THOW (tiny houses on wheels)
No, they’re not trailer homes, although they do exist on trailers. One subcategory of tiny houses is the THOW or the tiny house on wheels. These homes have very strict dimension limits: The maximum dimensions allowed are 8 feet 6 inches wide, 13 feet 6 inches tall, and 40 feet long. That’s certainly bigger than the average tiny home on the ground, but other things factor into whether or not you can even make a THOW work for you, like whether or not you have the means to actually pull it behind a vehicle or if you know where you’re able to park it.
THOWs have their pros, too, though, like being able to have a bigger tiny home as well as being able to have your own home wherever you may travel. That point is especially important for those who have a little bit of wanderlust; no more paying for hotel rooms or AirBNBs everywhere you go. You might spend more on gas pulling it, but the extra fees of getting a hotel room or something similar add up, too.
Another super common type of tiny home is the classic (and viral) bus conversion. Whether it’s an abandoned school bus, a vintage VW or an old charter bus, many people all over the country are converting buses and making them into campers and even full-fledged homes. The most impressive part of these conversions are the kitchens; almost all of them, if not every single one, come complete with a sink, stove and sometimes even a dishwasher. They have literally everything you need to make real meals and not just microwaveable TV dinners.
Bathrooms can also be found in these homes, although the mobile bathroom can be found on any charter bus as well as typical RVs. You may think these bus conversions are just that, fancy RVs, but there is a difference between the two. First of all, RVs aren’t meant to be permanent residences, they’re simply meant for vacations and road trips. Bus conversions, as well as any other conversion of a large vehicle, are absolutely intended for more permanent residency, hence the developed kitchens and bedrooms. Second, RVs are built for more regular movement and travel, whereas tiny homes are made for less frequent motion.
Non-mobile tiny houses
While many people want tiny homes because of their mobility, others desire them purely for the size and don’t intend on moving them anywhere. Some states do allow tiny homes to be built, like California, Arizona, Vermont, Pennsylvania and Nebraska, to name a few of the most tiny-house-friendly ones. The non-mobile homes have less strict building limitations than those on wheels, but there are still rules and regulations to be followed, like a minimum size and areas they’re not allowed.

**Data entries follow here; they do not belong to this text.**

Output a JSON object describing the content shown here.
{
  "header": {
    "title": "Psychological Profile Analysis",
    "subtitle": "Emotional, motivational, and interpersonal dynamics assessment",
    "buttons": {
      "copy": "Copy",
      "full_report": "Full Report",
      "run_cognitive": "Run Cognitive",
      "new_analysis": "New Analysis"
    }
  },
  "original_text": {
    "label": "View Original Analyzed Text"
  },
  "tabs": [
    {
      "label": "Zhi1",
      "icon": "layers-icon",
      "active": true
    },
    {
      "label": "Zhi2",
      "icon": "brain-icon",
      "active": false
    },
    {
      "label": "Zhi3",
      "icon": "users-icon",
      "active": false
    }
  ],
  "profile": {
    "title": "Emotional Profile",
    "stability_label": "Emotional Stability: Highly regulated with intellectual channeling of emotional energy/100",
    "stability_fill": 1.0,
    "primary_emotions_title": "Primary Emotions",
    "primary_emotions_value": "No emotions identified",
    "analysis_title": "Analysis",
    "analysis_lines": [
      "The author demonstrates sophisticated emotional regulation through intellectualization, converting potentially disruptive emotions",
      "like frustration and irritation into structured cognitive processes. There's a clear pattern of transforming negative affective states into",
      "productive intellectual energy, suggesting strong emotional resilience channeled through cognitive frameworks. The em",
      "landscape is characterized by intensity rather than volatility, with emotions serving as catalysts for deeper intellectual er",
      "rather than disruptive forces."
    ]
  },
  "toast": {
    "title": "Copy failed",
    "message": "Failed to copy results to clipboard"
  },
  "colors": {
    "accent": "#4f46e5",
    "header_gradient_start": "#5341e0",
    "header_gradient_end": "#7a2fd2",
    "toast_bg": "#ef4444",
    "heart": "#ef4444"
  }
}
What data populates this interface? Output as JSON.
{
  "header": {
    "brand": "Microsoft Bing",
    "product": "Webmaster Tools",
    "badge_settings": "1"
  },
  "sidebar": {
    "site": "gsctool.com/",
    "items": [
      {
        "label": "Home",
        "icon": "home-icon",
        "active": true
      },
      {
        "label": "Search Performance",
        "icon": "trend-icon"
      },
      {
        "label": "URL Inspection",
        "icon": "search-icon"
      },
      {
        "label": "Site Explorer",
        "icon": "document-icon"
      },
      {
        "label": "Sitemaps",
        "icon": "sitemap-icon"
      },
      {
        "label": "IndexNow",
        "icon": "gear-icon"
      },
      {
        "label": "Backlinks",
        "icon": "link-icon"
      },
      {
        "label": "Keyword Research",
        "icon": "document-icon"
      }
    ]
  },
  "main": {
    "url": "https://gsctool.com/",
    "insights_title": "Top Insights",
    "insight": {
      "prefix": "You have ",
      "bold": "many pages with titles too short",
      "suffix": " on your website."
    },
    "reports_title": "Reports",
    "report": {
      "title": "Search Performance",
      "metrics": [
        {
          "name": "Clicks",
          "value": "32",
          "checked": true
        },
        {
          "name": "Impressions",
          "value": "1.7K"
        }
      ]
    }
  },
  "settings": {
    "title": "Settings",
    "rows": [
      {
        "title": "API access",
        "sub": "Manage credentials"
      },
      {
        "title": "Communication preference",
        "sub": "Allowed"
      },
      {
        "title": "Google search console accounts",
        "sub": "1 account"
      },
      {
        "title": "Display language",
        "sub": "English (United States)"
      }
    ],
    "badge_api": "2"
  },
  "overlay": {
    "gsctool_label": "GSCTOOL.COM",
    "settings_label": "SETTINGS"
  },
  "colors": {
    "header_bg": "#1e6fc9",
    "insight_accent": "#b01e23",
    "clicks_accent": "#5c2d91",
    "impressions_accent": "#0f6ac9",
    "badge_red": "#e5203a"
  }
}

Some parts of Pennsylvania may only allow bigger tiny homes, like those closer to 400 or 600 square feet, but there are some communities that declare themselves incredibly tiny-house-friendly, like Elizabethtown in Lancaster County which claims to be home to the largest tiny home community in the country. In Philadelphia, there’s no minimum house size, as long as you adhere to the city’s building codes, which is pretty cool, too. Experts say the more rural parts of the state will be easier places to plop your tiny home down successfully and with the least difficulty.
Some of the least friendly states include Alaska, Maryland, Wyoming and North Dakota; in North Dakota, the minimum square footage for a home is 965 square feet, which is way bigger than any typical tiny home. You can have a relatively small house in North Dakota, but true tiny homes are a no-no.

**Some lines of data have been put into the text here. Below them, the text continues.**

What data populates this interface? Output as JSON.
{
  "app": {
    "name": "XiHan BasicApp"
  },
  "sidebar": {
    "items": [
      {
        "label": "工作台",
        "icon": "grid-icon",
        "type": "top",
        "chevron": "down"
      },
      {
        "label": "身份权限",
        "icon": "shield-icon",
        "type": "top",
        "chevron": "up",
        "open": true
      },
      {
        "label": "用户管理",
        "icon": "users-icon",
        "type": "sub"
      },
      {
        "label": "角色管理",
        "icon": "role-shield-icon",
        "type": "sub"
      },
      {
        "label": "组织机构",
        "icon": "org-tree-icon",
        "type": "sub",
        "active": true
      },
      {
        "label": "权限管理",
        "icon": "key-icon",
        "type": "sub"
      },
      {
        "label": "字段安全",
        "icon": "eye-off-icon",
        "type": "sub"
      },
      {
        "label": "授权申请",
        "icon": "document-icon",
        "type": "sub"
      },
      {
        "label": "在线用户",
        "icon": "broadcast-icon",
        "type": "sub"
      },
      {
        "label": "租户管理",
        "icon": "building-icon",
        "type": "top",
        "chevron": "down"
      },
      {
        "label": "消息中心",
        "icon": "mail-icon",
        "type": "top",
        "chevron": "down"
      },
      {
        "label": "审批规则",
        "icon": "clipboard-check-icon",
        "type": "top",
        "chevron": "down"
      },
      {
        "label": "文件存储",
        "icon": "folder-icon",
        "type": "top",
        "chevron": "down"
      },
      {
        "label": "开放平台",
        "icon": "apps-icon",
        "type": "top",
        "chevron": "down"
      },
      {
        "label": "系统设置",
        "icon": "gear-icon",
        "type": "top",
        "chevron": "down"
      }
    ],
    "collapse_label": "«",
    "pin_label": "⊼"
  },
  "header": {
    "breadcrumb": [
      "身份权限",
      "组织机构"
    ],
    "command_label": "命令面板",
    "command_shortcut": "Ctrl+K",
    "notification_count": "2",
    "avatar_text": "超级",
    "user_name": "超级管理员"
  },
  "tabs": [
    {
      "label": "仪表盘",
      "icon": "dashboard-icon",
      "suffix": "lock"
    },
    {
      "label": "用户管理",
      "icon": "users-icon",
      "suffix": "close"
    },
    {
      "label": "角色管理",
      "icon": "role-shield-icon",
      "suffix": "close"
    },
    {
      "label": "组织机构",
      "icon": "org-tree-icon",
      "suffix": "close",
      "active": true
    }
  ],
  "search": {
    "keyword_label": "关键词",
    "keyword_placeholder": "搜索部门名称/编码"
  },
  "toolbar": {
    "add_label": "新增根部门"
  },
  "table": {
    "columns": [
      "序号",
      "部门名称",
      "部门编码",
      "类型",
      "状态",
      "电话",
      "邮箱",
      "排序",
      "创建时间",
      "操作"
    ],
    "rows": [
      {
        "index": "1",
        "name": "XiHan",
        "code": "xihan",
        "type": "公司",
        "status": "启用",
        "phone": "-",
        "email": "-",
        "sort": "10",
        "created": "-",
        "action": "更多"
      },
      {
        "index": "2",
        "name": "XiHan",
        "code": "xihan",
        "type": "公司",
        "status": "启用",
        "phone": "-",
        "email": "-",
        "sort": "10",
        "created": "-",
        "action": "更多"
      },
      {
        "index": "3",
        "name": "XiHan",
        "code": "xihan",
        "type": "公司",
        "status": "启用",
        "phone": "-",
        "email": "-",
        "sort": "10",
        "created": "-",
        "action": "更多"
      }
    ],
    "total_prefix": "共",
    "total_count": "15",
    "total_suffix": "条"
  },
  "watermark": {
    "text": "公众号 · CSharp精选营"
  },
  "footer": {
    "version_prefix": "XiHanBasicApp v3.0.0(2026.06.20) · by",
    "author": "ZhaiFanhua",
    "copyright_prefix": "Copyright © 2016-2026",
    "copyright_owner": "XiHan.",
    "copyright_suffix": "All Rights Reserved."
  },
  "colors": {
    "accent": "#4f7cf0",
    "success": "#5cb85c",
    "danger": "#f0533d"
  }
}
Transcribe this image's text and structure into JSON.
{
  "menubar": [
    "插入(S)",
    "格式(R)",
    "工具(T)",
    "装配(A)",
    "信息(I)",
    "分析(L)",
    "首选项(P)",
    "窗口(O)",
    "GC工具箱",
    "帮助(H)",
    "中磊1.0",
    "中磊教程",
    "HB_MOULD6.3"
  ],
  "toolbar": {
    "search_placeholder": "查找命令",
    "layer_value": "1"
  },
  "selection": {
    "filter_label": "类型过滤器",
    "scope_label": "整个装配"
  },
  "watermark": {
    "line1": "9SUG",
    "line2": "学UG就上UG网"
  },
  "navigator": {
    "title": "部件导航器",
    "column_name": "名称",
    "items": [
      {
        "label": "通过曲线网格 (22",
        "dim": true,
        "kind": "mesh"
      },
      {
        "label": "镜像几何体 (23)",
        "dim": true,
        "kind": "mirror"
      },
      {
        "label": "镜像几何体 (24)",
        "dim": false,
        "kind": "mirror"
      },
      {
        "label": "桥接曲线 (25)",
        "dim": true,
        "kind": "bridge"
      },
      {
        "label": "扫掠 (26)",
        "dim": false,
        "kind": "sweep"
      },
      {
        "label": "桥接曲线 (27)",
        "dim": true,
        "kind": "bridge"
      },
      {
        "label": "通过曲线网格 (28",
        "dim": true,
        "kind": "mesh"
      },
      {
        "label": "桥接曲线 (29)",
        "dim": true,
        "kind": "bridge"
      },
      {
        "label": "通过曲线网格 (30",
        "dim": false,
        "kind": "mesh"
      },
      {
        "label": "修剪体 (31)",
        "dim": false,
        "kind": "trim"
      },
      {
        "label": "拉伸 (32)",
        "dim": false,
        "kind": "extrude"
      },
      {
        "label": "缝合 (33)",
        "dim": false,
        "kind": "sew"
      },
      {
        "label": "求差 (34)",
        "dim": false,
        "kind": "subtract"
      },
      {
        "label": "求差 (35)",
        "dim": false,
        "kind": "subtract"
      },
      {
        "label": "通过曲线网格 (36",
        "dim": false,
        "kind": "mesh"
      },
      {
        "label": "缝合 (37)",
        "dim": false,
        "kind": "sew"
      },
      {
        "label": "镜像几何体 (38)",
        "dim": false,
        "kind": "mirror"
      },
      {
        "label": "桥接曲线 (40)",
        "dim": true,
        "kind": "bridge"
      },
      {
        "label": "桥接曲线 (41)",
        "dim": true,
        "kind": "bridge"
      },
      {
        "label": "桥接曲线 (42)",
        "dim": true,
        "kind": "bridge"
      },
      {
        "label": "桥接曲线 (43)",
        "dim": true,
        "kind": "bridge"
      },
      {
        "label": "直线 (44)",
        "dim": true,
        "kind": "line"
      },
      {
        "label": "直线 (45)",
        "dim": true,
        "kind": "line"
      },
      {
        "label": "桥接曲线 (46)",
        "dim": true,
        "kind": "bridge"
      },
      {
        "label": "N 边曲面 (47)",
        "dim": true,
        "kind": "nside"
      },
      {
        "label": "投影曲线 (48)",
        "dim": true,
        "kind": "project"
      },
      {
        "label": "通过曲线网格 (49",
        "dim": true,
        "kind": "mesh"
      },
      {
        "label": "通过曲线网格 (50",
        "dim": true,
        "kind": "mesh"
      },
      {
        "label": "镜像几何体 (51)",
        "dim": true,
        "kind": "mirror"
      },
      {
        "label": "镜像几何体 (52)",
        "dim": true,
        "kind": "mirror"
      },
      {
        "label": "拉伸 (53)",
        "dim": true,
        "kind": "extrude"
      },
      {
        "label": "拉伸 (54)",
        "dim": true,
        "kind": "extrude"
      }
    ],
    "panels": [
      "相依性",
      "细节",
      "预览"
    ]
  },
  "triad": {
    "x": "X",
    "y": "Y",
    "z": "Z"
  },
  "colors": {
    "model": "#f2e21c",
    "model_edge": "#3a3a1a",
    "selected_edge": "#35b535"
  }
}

While the laws can be confusing and maybe even a little daunting, the positive aspects of opting for a non-mobile tiny house instead of one on wheels include being able to have a proper working toilet (as opposed to a camper toilet), regular plumbing in general, and, depending on the land you build on, a MASSIVE yard.

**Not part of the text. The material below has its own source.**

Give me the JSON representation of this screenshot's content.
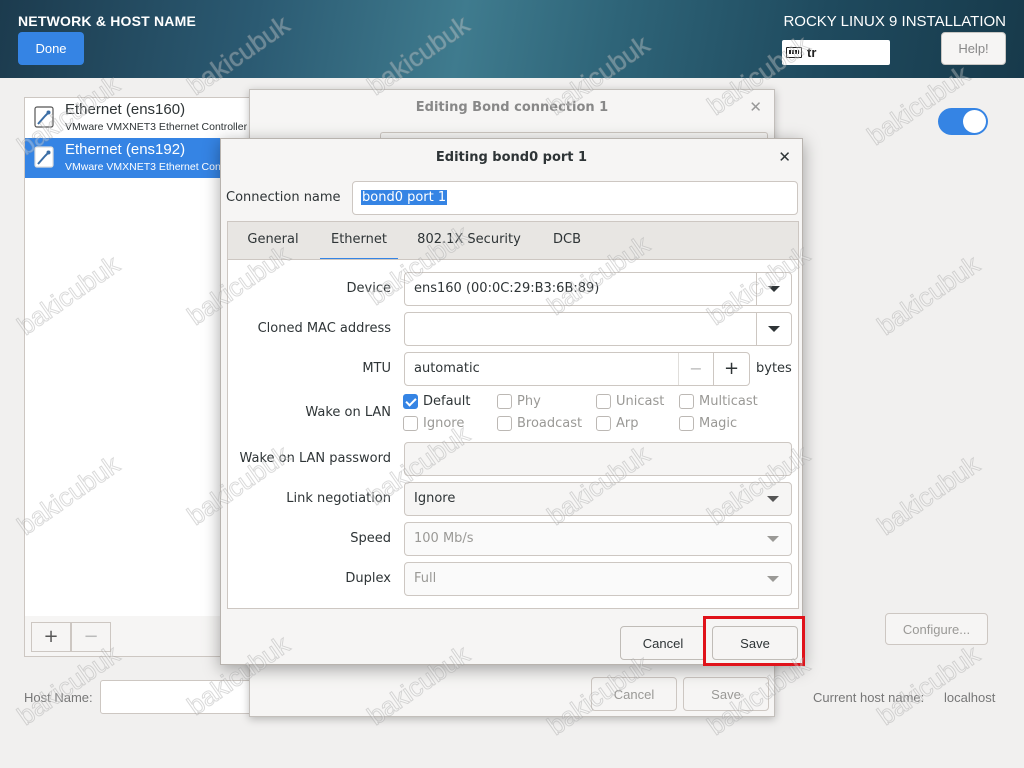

While it’s trendy, owning a tiny home really has its perks, whether it’s mobile or not. It’s good for the environment, it’s fun, and it’s cheap! It’s honestly no wonder millennials are choosing to join the tiny house movement.